A day or so ago, I finished the second book in Bernard Cornwell’s King Arthur trilogy, Enemy of God, and realized with a sigh that last year, I only purchased the first two books in the series. Why I didn’t this, I can’t recall, except that it didn’t seem prudent to buy an entire trilogy when I had no idea if I’d like it. But why would I have thought this, when the trilogy was by Bernard Cornwell, who delights me like no other? And so despite my being utterly enraptured by the story, I’ll have to wait until the third book, which I ordered this weekend, can be shipped to me. It should arrive at roughly the same time as the books I purchased for my upcoming tribute-to-England reading, which will include Bill Bryson’s Notes from a Small Island. I’ll be reading those around 5 November, the date of Guy Fawkes night. Bryson never fails to amuse, so I’m looking forward to that.
This week, I’m reading Bitterly Divided: the South’s Inner Civil War, by David Williams, which declares the idea of southern unity a lie, and examines the way the Confederacy was wracked by dissent from its very beginnings. This was a predominant theme in A People’s History of the Civil War, which Williams also wrote, and I took such heart in it that I began looking around for more books in this area of scholarship. It’s a promising story of human defiance so far — of draft dodgers, Union sympathizers fighting guerilla-style, slave revolts, and armed women seizing goods from the marketplace when speculators drove the price of bread too high.
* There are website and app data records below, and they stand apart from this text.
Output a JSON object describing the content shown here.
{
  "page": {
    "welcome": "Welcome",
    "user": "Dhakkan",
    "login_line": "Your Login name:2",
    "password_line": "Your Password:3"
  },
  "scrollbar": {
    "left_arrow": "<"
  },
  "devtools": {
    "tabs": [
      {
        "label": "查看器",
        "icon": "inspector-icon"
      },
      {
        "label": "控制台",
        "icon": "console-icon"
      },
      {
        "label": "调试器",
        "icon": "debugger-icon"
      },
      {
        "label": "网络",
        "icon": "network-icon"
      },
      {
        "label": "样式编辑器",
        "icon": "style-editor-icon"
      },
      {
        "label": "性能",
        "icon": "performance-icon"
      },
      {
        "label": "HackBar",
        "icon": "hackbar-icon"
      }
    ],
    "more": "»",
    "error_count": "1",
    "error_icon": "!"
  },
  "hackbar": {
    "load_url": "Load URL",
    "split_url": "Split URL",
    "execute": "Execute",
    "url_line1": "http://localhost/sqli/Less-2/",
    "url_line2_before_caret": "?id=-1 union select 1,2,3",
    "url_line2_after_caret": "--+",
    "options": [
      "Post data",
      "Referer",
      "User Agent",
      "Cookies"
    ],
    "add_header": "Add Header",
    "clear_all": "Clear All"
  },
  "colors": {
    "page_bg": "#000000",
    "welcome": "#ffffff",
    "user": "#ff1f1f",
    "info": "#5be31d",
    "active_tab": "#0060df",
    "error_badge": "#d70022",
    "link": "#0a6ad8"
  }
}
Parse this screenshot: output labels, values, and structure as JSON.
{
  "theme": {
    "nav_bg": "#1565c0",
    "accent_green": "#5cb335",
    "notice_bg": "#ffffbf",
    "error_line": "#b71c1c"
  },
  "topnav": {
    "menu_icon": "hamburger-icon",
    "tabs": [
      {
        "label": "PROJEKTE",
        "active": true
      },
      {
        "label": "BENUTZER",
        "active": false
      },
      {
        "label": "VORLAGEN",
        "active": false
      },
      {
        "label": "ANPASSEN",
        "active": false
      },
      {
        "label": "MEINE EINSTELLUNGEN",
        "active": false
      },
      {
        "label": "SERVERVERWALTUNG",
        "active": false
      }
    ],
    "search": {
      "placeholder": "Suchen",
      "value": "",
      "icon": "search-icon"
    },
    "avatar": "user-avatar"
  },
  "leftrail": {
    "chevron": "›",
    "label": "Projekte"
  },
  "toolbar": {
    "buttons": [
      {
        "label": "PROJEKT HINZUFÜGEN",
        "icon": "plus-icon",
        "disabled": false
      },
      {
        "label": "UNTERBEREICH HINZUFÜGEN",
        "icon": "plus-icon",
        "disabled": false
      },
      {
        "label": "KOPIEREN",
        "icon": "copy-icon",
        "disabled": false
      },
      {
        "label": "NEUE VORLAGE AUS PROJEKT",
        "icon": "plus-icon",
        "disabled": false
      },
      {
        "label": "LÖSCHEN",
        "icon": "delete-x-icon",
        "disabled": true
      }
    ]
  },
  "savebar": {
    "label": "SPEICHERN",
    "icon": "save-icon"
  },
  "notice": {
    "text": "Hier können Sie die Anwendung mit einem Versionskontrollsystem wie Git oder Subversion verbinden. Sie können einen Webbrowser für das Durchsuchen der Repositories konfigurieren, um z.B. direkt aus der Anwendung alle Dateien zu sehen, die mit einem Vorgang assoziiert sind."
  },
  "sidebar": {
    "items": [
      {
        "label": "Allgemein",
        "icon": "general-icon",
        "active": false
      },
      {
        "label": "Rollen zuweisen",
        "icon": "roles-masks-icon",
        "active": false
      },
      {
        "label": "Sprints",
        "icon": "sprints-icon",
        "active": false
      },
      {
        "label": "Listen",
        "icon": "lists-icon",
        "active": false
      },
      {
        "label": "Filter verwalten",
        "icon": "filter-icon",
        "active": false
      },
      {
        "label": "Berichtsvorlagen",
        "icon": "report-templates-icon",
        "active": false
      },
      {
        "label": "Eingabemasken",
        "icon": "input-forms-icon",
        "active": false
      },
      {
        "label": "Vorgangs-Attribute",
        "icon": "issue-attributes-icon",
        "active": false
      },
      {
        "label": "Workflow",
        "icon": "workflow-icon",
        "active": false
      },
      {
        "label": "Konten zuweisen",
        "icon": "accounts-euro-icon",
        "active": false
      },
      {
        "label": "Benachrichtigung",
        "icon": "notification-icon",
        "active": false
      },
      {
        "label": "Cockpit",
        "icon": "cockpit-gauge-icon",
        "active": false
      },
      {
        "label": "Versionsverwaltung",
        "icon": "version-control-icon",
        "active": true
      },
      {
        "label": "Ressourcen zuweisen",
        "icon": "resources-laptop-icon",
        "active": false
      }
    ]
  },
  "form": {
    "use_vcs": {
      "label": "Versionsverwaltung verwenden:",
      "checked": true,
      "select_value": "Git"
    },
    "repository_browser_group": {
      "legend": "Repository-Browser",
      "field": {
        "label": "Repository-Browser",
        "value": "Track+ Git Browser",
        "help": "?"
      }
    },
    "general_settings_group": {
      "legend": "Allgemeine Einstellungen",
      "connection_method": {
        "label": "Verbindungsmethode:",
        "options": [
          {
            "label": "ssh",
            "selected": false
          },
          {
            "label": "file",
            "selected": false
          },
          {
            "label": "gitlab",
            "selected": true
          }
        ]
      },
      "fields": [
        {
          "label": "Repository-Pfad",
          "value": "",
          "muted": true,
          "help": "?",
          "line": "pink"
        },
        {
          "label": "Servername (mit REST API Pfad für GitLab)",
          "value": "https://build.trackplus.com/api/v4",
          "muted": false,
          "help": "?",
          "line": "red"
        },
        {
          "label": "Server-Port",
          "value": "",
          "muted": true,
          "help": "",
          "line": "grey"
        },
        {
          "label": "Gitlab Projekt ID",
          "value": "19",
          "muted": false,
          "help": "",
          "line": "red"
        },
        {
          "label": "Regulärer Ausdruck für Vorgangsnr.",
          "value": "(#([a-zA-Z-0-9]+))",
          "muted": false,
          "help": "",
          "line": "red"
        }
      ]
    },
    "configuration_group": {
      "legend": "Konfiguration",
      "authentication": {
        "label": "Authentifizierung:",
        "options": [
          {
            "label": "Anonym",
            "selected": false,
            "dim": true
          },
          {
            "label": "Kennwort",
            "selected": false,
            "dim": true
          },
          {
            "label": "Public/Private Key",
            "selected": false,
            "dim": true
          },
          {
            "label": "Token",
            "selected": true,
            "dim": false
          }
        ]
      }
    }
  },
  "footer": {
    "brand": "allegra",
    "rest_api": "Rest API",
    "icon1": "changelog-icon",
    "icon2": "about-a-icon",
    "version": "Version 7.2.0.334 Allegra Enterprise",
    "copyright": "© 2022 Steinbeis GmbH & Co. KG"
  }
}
On another note, I’m pursuing another passion of mine: the Apocalypse. I’ve read a fair few books on religion in the past five or six years, but only a few have really made their mark on my mind. One of those was Bart Ehrman’s God’s Problem, which explores three biblical explanations for the origins of evil and suffering. Theodicy isn’t an issue for me, but one of the three biblical approaches was rooted in what Ehrman calls apocalypticism, the idea that the world is a battlefield between spiritual forces of good and evil, and that miracles are manifestations of the power of these forces, and that one day a chosen one will win the ultimate victory for good. This part of the Zoroastrian religion influenced Judaism, and thus Christianity and Islam, and it’s one of the reasons people today are somewhat insane. While I knew the western religions had picked up dualism from Persia, I didn’t realize the Messiah bit was connected to that until I read Ehrman, and learning that threw a lot of light on a question that’s been bugging me since 2005 about Judaism’s evolution. Anyhoo, since reading God’s Problem, I’ve wanted to find out more, and so last week I purchased Jesus: Apocalyptic Prophet of the New Millennium, Ehrman’s portrayal of the historical Jesus as someone who believed that the world was ending the week after next. My hope is that he’ll expand on Apocalpyticism.
Last this past week I read Up the River: Travels in a Prison Nation, by Joseph T. Hallman, in which Hallman gives a history of American penalism while traveling throughout the country and visiting its most pivotal prisons. One out of every one hundred Americans is in prison, which is quite a statistic: “the land of free” leads the world in incarceration, putting even police states like China to shame. Prisons are big business, and that’s the point of Hallman’s book. Whereas in the past prisons were thought to be “reformatories” that might fix crime, or at least a place of last resort, now they’re a source of revenue. Prisoners are captive consumers and cheap labor, and the enormous facilities that keep them isolated from society are the economic backbone of counties across the nation that have seen their industries move overseas for cheap labor of their own. Now prisoners are “clients”, and cities hope for their numbers to grow.